Mastitis is defined as the inflammation of breast tissues. The breast is made up of several glands and ducts that are directed towards the areola and nipple. These ducts are responsible for carrying milk. When these ducts get blocked or invaded by bacteria, it leads to the condition.
The commonest complaint of patients with mastitis is pain. There is also localized breast erythema and the area affected may be febrile to touch. Patients may also develop fever which may be associated with chills and rigor. Lactating mothers may report episodes where have been unable to feed their babies. Mastitis sometimes develop into breast abscesses .
Diagnosis of mastitis can usually be made by a detailed history and physical examination. However, laboratory investigations may be ordered like complete blood count and differentials to get the blood picture. Also, part or the nipple discharge may be sent for microscopy culture and sensitivity.
Ultrasound is a very important investigations as it helps to confirm a collection in the case of an abscess. It will also assist in obtaining a needle aspirate and it rules out other differential diagnoses . A mammogram should also be ordered to rule out other mimicking conditions.
First line treatment is home care and it involves massaging the affected area with warm compress, showers, frequent feeding, adequate hydration, avoiding tight clothing, proper emptying of breasts, and offering the alternate breast after each feed. Expression of milk in between feeds so that the milk doesn’t clog in the ducts can also relieve the symptoms.
Antibiotics are also used depending on the causative organisms. The most common ones are amoxicillin and cephalexin which are effective against Staphylococcus aureus. Vancomycin is used in methicillin-resistant strains .
Analgesics are used to relieve pain and are used carefully in lactating mothers. There is new evidence to show that administering lactobacilli, a commonly occurring normal flora in breast milk helps to prevent infectious mastitis in breastfeeding women. If it develops into an abscess, an incision and drainage is done .
The cause of mastitis is either infectious or non-infectious. Infectious causes are bacterial and implicated pathogens include Staphylococcus aureus, Streptococcus spp, Escherichia coli, Salmonella and Mycobacteria. Candida and Cryptococcus have also been identified in rare instances. Bacteria enter the duct usually through a crack in the nipple. Recent studies however suggest that pathogens may actually play a slightly less important role than initially thought.
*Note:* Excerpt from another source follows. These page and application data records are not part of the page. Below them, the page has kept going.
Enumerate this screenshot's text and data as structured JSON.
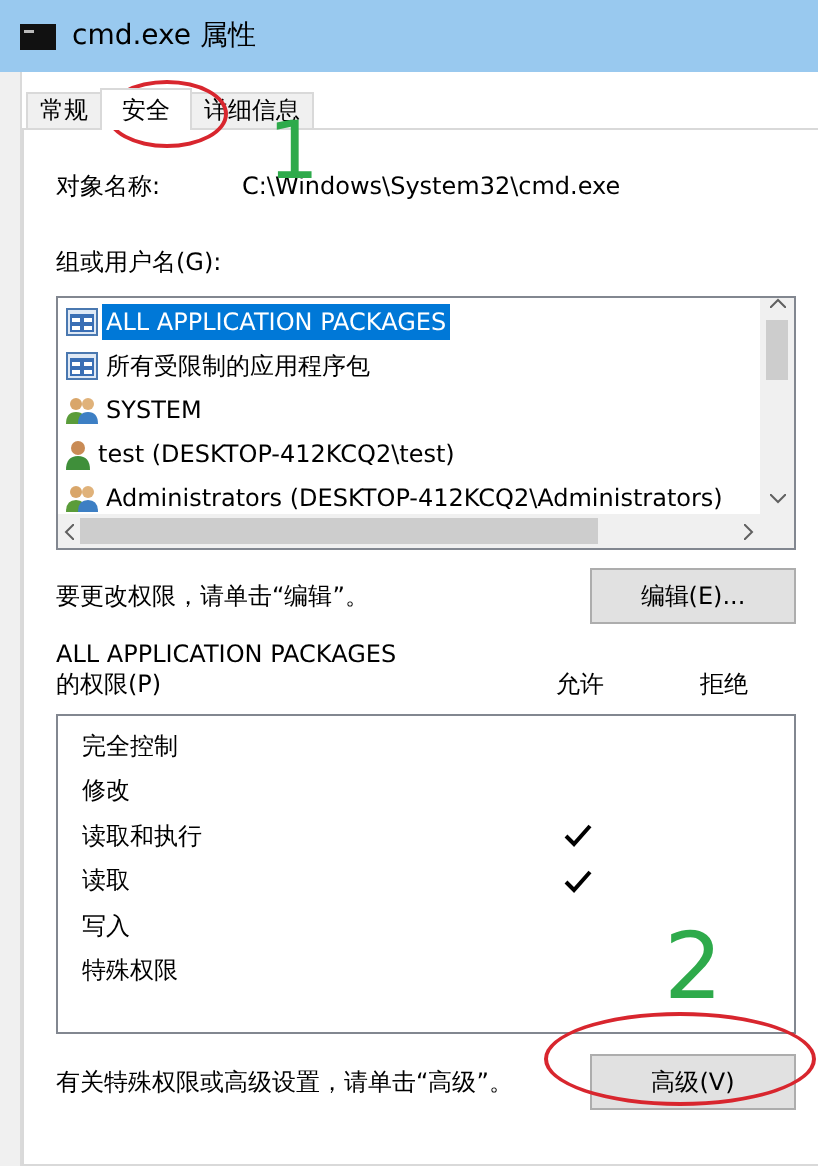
{
  "window": {
    "title": "cmd.exe 属性"
  },
  "tabs": [
    {
      "label": "常规",
      "selected": false
    },
    {
      "label": "安全",
      "selected": true
    },
    {
      "label": "详细信息",
      "selected": false
    }
  ],
  "object_name": {
    "label": "对象名称:",
    "value": "C:\\Windows\\System32\\cmd.exe"
  },
  "groups": {
    "label": "组或用户名(G):",
    "items": [
      {
        "name": "ALL APPLICATION PACKAGES",
        "kind": "package",
        "selected": true
      },
      {
        "name": "所有受限制的应用程序包",
        "kind": "package",
        "selected": false
      },
      {
        "name": "SYSTEM",
        "kind": "group",
        "selected": false
      },
      {
        "name": "test (DESKTOP-412KCQ2\\test)",
        "kind": "user",
        "selected": false
      },
      {
        "name": "Administrators (DESKTOP-412KCQ2\\Administrators)",
        "kind": "group",
        "selected": false
      }
    ]
  },
  "edit_hint": "要更改权限，请单击“编辑”。",
  "edit_button": "编辑(E)...",
  "permissions": {
    "title": "ALL APPLICATION PACKAGES",
    "label": "的权限(P)",
    "columns": [
      "允许",
      "拒绝"
    ],
    "rows": [
      {
        "name": "完全控制",
        "allow": false,
        "deny": false
      },
      {
        "name": "修改",
        "allow": false,
        "deny": false
      },
      {
        "name": "读取和执行",
        "allow": true,
        "deny": false
      },
      {
        "name": "读取",
        "allow": true,
        "deny": false
      },
      {
        "name": "写入",
        "allow": false,
        "deny": false
      },
      {
        "name": "特殊权限",
        "allow": false,
        "deny": false
      }
    ]
  },
  "advanced_hint": "有关特殊权限或高级设置，请单击“高级”。",
  "advanced_button": "高级(V)",
  "annotations": [
    {
      "kind": "ellipse"
    },
    {
      "kind": "number",
      "text": "1"
    },
    {
      "kind": "ellipse"
    },
    {
      "kind": "number",
      "text": "2"
    }
  ]
}
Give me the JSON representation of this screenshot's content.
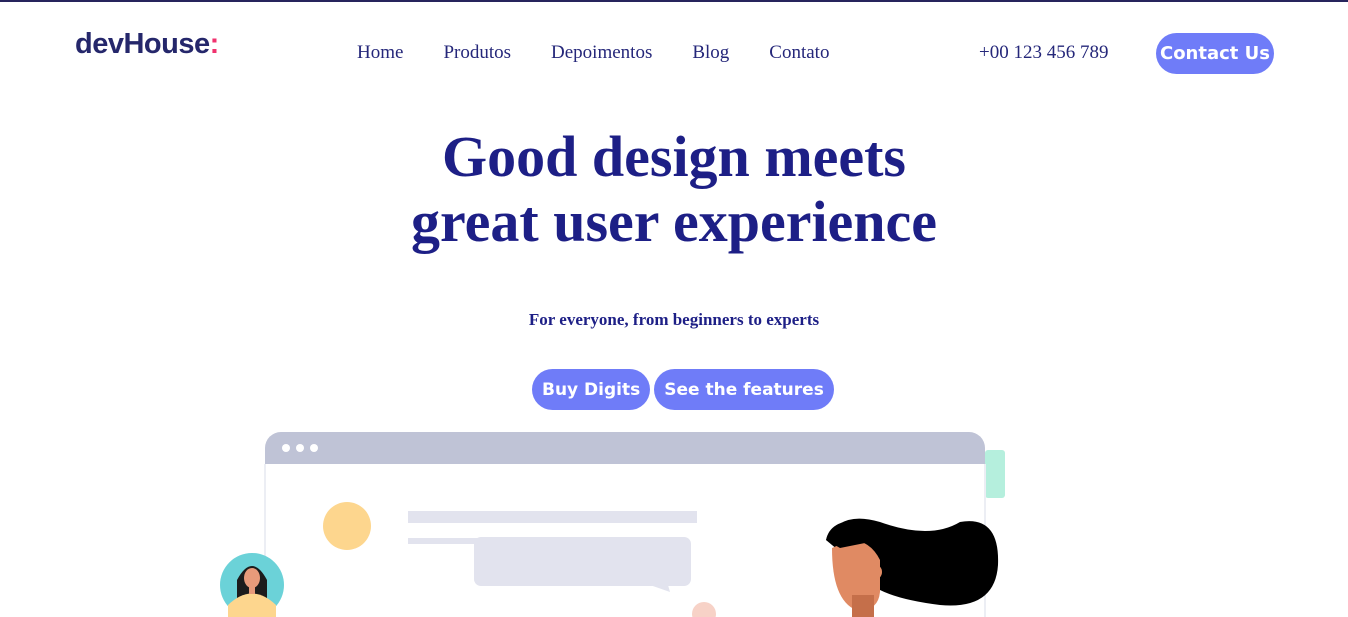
{
  "header": {
    "logo_text": "devHouse",
    "logo_colon": ":",
    "nav": [
      {
        "label": "Home"
      },
      {
        "label": "Produtos"
      },
      {
        "label": "Depoimentos"
      },
      {
        "label": "Blog"
      },
      {
        "label": "Contato"
      }
    ],
    "phone": "+00 123 456 789",
    "contact_label": "Contact Us"
  },
  "hero": {
    "title_line1": "Good design meets",
    "title_line2": "great user experience",
    "subtitle": "For everyone, from beginners to experts",
    "buy_label": "Buy Digits",
    "features_label": "See the features"
  },
  "colors": {
    "primary_text": "#1d1f86",
    "button": "#6f7cf8",
    "logo_accent": "#f0326e",
    "browser_bar": "#bfc3d6"
  },
  "illustration": {
    "icons": [
      "browser-window-illustration",
      "woman-avatar-illustration",
      "woman-with-hair-illustration"
    ]
  }
}
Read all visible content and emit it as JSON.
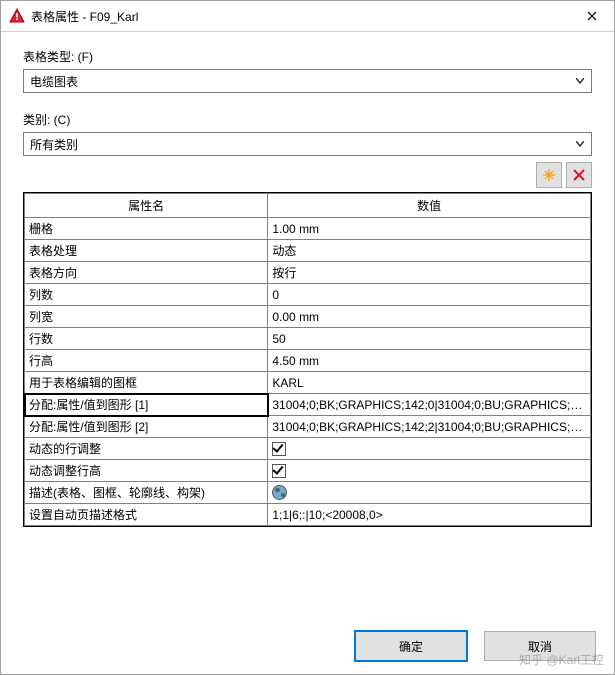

Mastitis can also be caused by blocked ducts. This can be brought about by incomplete emptying of breasts due to milk stasis or incorrect feeding techniques. Wearing of tight fitting or ill-fitting bras can compress the breast and lead to this condition. It can also result from trauma like a seat belt injury, contamination of breast implants or piercings .
Mastitis is a problem in lactating women and affects as much as 10% of breastfeeding mothers globally. Most episodes of mastitis occur in third or fourth week postpartum and 95% of cases are reported within three months postpartum .
Mastitis results from poor milk drainage rom the ducts. There are two forms of mastitis, the first is an acute form and it may present as an abscess in the breast. The chronic form is usually a secondary manifestation of underlying systemic diseases that leads to colonization with pathogens which are rare in healthy women.
During an acute phase, plasma cells, fatty acid crystals and leukocytes get accumulated in the duct spaces and result in a painful, swollen lump. There could also be a whitish discharge noticed from the nipple .
Mastitis in elderly patients if untreated for long leads to the formation of granular tissue.
Mastitis can be avoided by staying well hydrated and taking plenty of rest. Feeding frequently is encouraged and milk should be expressed whenever the breasts feel full. Proper latching of baby on the breast should also be practiced. Proper nipple hygiene should be taught to lactating mothers due to the increased risk of nipple cracks. Exclusive breastfeeding also helps to reduce the risk .
Mastitis is a common condition among breastfeeding women (puerperal mastitis or lactational mastitis). Its primary cause is bacterial although there are other causes. It is a painful condition and usually leads the mother to discontinue breastfeeding which may compromise infant nutrition and lead to hyponatremia. Mastitis is very rare in men .